>>>>

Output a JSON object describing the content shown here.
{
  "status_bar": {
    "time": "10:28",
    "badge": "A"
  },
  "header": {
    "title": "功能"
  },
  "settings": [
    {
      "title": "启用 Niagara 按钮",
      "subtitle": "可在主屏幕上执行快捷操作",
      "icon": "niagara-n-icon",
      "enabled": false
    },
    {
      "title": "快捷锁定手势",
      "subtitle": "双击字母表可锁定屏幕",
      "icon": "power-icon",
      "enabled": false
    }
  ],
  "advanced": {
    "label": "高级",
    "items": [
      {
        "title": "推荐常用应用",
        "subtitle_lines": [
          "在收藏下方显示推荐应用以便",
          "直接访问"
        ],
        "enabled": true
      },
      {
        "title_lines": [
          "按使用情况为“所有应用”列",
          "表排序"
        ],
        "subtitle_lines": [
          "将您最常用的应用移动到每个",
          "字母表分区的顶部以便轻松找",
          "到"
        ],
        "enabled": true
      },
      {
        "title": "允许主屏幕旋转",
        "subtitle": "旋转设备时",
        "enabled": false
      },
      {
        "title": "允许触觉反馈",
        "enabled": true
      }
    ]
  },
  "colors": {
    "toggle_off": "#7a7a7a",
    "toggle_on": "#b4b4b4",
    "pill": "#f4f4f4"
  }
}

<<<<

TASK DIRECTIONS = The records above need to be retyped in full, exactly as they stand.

RESULT OF THE EXERCISE =
Output a JSON object describing the content shown here.
{
  "status_bar": {
    "time": "10:28",
    "badge": "A"
  },
  "header": {
    "title": "功能"
  },
  "settings": [
    {
      "title": "启用 Niagara 按钮",
      "subtitle": "可在主屏幕上执行快捷操作",
      "icon": "niagara-n-icon",
      "enabled": false
    },
    {
      "title": "快捷锁定手势",
      "subtitle": "双击字母表可锁定屏幕",
      "icon": "power-icon",
      "enabled": false
    }
  ],
  "advanced": {
    "label": "高级",
    "items": [
      {
        "title": "推荐常用应用",
        "subtitle_lines": [
          "在收藏下方显示推荐应用以便",
          "直接访问"
        ],
        "enabled": true
      },
      {
        "title_lines": [
          "按使用情况为“所有应用”列",
          "表排序"
        ],
        "subtitle_lines": [
          "将您最常用的应用移动到每个",
          "字母表分区的顶部以便轻松找",
          "到"
        ],
        "enabled": true
      },
      {
        "title": "允许主屏幕旋转",
        "subtitle": "旋转设备时",
        "enabled": false
      },
      {
        "title": "允许触觉反馈",
        "enabled": true
      }
    ]
  },
  "colors": {
    "toggle_off": "#7a7a7a",
    "toggle_on": "#b4b4b4",
    "pill": "#f4f4f4"
  }
}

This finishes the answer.